The U.S. Coast Guard Cutter Healy, America’s only working arctic icebreaker, is about to finish a more than month-long research expedition off Alaska’s coast.
Onboard are a team of scientists from Woods Hole Oceanographic Institute, The University of Rhode Island, The University of Alaska – Fairbanks; and Chantelle Rose, a high school science teacher from Ohio.
Rose is taking part in a project called PolarTREC, which puts teachers right in the middle of some of the world’s most far-reaching polar research.
“It’s been absolutely amazing the way the sun looks low on the horizon,” she said via satellite phone, Tuesday.
The expedition, which is set to end this weekend in Dutch Harbor, took the team north of Barrow, where scientists observed birds, monitored sea ice, and took fish and water samples.
It’s a unique mission said Dr. Carin Ashjian, Chief Scientist, at Woods Hole Oceanographic Institution, “especially the Chukchi and Beaufort, I don't know if anyone has ever been able to go up to see these areas before in the winter time.”
Ashjian said they're seeing a lot of new sea ice, a sign that wide swaths of the arctic melted this past summer -- more so than in past years.
“That’s going to be much thinner and much less robust than the multi-year sea ice and, we did see that,” she said.
Each day, Rose writes a blog post, to share the initial findings with students back home.
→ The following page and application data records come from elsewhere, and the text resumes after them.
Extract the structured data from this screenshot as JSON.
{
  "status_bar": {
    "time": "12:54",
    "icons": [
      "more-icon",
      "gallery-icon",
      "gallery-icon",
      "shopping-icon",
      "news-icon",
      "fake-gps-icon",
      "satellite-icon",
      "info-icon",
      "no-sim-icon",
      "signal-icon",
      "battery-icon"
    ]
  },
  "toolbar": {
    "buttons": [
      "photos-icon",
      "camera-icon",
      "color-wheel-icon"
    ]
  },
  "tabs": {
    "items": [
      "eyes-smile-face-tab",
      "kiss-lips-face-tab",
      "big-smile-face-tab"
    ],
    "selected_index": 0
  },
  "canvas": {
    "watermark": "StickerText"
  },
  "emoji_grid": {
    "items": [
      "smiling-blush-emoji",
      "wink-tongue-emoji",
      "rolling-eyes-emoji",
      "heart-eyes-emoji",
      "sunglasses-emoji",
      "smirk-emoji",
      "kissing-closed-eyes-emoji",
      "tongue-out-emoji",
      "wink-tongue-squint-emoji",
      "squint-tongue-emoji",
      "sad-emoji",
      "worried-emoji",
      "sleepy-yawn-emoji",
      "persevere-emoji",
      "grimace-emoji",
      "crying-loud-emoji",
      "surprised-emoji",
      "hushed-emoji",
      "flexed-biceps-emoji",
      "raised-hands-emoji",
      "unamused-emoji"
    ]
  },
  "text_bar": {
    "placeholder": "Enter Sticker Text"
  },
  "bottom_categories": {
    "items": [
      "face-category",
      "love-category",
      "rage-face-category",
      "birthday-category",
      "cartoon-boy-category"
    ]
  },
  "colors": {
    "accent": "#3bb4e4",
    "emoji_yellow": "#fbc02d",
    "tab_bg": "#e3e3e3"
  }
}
She also uses a satellite phone to teach lessons and interact with students.
“It’s all a really enriching experience because we have nothing like that in Ohio,” said Rose.
PolarTREC blog and photos: http://www.polartrec.com/expeditions/winter-sampling